rossejaat -- I actually asked to substitute the three desserts for this, as I really wanted to try it based on the reviews here. The first bite was super flavorful, but sadly each subsequent bite of any quantity got saltier and saltier to the point I could not appreciate the flavor. I told the waiter, thinking that it might have been an over-reduced stock, but the reply from the kitchen was that this was the way it was supposed to be. Hard to believe, and I was sad that this great dish wasn't (to my taste) at it's ideal due to oversalting.
Sauteed shrimp -- also way oversalted.
Service was excellent though -- and when I expressed my disappointment with the rossejat, they replaced it with a 3 cheese course (my preference over dessert) with no additional charge.
Excellent service. Overall a really nice meal, though they seemed to have an issue with the timing of the oven -- everything that was grilled seem to come out a little too charred such that the char flavor overwhelmed everything else.
Crispy Pork belly with kimchi -- Very tasty, and well balanced. The "kimchi" (really, pickled cabbage without fermentation) was even better than the pork belly and worked really well with the crushed peanuts. Could have used some spice.
Grilled octopus -- was really looking forward to this one and textures were great, but the char was so strong that it overwhelmed the taste of the octopus.
Pig ears -- yummy crispy appetizers!
Deviled eggs -- a really rich and surprising balance of flavors -- delicious
Wellfleet Oysters -- tasty and a nice slurp with the classic mignonette
country-style pate -- nice flavors though nothing amazing, sadly negated by the over-charred bread that came with it.
Shrimp ceviche -- probably my favorite bite -- really well balanced, shrimp was nicely "cooked" (not clear whether they simply marinated it in the acidic juice or very briefly cooked it before -- but it was perfect)

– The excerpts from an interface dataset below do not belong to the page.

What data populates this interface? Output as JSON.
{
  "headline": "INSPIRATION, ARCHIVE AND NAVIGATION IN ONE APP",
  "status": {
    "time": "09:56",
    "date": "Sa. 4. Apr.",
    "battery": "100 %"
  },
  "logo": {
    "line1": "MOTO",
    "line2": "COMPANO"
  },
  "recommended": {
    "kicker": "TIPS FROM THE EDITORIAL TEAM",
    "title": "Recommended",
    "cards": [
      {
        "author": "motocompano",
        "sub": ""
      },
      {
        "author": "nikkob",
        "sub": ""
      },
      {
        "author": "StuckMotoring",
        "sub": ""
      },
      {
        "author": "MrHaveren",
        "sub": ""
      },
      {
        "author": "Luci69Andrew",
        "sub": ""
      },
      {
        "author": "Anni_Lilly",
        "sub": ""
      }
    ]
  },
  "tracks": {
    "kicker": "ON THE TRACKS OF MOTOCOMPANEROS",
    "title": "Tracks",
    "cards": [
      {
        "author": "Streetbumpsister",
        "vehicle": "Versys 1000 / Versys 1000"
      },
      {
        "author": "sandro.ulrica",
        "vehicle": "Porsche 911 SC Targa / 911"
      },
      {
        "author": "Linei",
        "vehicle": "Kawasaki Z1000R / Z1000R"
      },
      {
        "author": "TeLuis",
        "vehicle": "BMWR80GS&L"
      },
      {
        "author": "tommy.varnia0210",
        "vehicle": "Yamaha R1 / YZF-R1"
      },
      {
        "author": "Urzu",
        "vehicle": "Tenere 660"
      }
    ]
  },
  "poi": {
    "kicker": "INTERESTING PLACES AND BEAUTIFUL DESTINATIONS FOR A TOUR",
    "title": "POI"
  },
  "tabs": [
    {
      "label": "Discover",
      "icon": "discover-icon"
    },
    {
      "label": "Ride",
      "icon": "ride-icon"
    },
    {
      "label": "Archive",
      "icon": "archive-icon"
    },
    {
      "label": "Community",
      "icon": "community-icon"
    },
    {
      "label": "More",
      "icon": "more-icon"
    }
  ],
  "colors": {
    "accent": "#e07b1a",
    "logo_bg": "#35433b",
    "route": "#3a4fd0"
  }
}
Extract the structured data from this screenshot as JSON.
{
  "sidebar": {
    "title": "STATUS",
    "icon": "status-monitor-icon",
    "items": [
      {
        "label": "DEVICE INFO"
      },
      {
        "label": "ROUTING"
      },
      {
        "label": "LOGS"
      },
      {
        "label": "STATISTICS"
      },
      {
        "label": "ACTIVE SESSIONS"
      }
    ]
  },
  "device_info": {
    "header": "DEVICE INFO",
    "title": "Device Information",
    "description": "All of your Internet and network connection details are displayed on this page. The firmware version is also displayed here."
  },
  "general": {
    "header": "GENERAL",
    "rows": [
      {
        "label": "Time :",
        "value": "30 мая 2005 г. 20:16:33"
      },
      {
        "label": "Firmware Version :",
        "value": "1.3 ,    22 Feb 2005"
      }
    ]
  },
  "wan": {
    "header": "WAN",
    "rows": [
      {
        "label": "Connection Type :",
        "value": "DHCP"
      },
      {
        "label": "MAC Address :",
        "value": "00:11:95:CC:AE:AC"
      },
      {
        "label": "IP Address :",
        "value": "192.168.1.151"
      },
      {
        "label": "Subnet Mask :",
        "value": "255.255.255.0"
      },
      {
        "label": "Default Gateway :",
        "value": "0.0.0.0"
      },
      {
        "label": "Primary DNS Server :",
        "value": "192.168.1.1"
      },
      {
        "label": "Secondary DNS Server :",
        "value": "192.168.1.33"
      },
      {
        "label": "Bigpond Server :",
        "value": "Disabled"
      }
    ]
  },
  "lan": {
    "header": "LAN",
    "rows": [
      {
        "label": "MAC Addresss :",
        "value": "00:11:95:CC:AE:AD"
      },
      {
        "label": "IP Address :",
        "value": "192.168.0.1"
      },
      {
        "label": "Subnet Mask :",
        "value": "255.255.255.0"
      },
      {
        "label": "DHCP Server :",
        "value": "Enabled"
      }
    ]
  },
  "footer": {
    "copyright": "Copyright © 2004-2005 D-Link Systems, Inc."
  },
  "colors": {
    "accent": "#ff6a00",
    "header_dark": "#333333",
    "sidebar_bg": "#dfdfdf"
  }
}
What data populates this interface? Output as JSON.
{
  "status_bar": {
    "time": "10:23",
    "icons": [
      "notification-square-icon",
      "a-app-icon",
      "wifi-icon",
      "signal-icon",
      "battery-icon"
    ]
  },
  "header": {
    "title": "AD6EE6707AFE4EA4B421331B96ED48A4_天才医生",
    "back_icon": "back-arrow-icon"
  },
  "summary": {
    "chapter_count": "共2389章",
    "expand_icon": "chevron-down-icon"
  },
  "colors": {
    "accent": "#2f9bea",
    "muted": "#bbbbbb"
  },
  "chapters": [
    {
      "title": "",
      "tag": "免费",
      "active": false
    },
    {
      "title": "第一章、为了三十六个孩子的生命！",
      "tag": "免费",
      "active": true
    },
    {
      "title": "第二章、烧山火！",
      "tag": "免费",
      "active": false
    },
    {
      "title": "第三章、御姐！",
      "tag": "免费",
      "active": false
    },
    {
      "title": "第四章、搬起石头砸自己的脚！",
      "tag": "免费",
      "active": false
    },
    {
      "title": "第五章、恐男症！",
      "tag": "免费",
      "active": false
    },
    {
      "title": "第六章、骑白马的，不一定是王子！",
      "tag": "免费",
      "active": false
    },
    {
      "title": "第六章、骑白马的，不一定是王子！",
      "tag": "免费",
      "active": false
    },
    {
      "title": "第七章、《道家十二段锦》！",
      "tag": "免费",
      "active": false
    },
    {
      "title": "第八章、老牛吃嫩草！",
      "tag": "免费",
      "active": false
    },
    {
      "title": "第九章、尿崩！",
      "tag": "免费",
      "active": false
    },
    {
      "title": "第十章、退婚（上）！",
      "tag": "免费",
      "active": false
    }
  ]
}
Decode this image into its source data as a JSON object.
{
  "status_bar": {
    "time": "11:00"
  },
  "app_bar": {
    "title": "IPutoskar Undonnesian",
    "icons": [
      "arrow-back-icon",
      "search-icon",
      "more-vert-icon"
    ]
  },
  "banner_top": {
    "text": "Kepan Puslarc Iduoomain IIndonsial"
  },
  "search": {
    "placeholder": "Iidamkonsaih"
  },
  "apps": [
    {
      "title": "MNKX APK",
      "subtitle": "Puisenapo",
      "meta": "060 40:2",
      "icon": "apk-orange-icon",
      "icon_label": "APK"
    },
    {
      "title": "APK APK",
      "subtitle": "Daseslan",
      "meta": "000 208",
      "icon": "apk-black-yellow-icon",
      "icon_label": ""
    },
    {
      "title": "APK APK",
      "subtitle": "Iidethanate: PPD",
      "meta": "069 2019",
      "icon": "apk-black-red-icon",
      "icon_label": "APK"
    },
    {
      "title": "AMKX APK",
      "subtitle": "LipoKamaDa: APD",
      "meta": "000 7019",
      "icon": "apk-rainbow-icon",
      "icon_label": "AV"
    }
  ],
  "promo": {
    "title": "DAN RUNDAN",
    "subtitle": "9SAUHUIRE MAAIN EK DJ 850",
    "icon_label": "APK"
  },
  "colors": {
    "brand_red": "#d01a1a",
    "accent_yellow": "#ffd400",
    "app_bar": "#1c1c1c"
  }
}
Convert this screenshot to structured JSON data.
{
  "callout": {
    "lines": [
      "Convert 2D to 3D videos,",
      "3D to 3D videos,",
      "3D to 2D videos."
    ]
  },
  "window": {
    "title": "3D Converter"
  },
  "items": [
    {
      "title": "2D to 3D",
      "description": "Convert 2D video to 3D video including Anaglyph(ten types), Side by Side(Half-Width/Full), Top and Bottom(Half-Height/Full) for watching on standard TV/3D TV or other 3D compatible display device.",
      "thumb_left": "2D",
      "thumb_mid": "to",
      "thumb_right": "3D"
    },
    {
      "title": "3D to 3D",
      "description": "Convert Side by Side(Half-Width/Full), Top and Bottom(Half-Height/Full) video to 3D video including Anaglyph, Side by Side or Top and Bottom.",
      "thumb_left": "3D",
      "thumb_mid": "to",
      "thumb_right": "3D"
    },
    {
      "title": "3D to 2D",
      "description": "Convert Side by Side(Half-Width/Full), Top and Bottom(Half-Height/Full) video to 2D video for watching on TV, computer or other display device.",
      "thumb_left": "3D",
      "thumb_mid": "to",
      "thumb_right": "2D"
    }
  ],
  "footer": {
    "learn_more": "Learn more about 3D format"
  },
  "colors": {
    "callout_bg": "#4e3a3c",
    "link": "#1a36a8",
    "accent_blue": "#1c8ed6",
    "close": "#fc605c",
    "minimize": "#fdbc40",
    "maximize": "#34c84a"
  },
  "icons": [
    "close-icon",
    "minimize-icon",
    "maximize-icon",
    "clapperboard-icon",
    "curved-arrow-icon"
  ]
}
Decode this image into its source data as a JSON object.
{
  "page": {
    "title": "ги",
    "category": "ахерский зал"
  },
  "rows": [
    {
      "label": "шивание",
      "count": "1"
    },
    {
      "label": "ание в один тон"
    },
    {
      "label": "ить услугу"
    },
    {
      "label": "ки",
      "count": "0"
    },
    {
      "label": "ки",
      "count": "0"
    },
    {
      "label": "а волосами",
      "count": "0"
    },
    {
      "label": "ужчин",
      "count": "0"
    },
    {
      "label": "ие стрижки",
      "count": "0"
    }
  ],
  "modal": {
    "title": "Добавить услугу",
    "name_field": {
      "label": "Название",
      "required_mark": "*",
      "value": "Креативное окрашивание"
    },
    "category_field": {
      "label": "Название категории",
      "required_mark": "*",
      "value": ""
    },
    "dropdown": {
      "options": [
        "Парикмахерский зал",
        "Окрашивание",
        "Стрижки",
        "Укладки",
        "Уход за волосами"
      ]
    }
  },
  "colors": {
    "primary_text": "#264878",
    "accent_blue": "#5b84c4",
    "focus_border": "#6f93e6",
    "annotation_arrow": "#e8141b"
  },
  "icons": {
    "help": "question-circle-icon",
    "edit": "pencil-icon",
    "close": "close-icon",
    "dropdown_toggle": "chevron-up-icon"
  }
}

"rice cakes" with aioli -- I was envisioning the puffed rice cakes that dieters eat, but this was completely different -- it's really a take on arancini (fried rice balls) or risotto cakes... really enjoyable and also very filling.
The server recommended a whole pompano, grilled, that sounded absolutely delicious but at 2-3 pounds, could not in good conscience choose it and forgo trying more dishes due to limited stomach space! And I had a cherry-rosemary house-made soda that was really amazing -- a flavor combination I would not have guessed at would work so well and be so well incorporated into the drink.
And... in the airport, on the way out I got a guava pastry and on the way back grabbed a cubano sandwich to go from La Carrerra. Tasty, but not anything I would dream about (but the guava pastry was definitely nice).
Thanks for all the information!! I wish we had more time that we could have tried more of the restaurants that were suggested... ah, next time. You guys have a great food scene here!